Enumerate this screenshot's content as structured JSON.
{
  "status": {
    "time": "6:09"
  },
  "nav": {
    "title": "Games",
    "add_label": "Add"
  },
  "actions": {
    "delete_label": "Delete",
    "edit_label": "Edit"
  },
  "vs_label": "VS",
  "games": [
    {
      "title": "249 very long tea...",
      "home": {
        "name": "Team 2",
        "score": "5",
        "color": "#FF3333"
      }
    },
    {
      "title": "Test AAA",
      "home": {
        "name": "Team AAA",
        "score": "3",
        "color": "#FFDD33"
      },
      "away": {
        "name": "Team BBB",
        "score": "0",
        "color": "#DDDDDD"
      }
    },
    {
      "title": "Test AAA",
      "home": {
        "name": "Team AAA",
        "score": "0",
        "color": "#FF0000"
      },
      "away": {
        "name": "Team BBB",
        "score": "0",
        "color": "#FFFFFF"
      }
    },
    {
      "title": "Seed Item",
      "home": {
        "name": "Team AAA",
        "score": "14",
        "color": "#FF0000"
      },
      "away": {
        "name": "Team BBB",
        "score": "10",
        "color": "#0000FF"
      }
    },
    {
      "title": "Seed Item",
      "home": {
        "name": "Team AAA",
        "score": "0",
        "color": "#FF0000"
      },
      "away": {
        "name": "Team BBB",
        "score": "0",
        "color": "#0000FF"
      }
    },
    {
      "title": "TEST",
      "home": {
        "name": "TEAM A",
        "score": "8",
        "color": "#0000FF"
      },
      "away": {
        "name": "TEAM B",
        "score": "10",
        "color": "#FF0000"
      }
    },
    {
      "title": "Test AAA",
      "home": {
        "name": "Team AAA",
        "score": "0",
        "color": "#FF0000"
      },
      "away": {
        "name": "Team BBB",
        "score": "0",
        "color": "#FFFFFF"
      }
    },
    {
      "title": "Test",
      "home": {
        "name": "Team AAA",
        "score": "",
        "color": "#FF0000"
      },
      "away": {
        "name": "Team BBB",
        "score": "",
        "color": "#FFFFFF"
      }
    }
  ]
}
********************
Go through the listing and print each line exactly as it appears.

§ Answer space:
Enumerate this screenshot's content as structured JSON.
{
  "status": {
    "time": "6:09"
  },
  "nav": {
    "title": "Games",
    "add_label": "Add"
  },
  "actions": {
    "delete_label": "Delete",
    "edit_label": "Edit"
  },
  "vs_label": "VS",
  "games": [
    {
      "title": "249 very long tea...",
      "home": {
        "name": "Team 2",
        "score": "5",
        "color": "#FF3333"
      }
    },
    {
      "title": "Test AAA",
      "home": {
        "name": "Team AAA",
        "score": "3",
        "color": "#FFDD33"
      },
      "away": {
        "name": "Team BBB",
        "score": "0",
        "color": "#DDDDDD"
      }
    },
    {
      "title": "Test AAA",
      "home": {
        "name": "Team AAA",
        "score": "0",
        "color": "#FF0000"
      },
      "away": {
        "name": "Team BBB",
        "score": "0",
        "color": "#FFFFFF"
      }
    },
    {
      "title": "Seed Item",
      "home": {
        "name": "Team AAA",
        "score": "14",
        "color": "#FF0000"
      },
      "away": {
        "name": "Team BBB",
        "score": "10",
        "color": "#0000FF"
      }
    },
    {
      "title": "Seed Item",
      "home": {
        "name": "Team AAA",
        "score": "0",
        "color": "#FF0000"
      },
      "away": {
        "name": "Team BBB",
        "score": "0",
        "color": "#0000FF"
      }
    },
    {
      "title": "TEST",
      "home": {
        "name": "TEAM A",
        "score": "8",
        "color": "#0000FF"
      },
      "away": {
        "name": "TEAM B",
        "score": "10",
        "color": "#FF0000"
      }
    },
    {
      "title": "Test AAA",
      "home": {
        "name": "Team AAA",
        "score": "0",
        "color": "#FF0000"
      },
      "away": {
        "name": "Team BBB",
        "score": "0",
        "color": "#FFFFFF"
      }
    },
    {
      "title": "Test",
      "home": {
        "name": "Team AAA",
        "score": "",
        "color": "#FF0000"
      },
      "away": {
        "name": "Team BBB",
        "score": "",
        "color": "#FFFFFF"
      }
    }
  ]
}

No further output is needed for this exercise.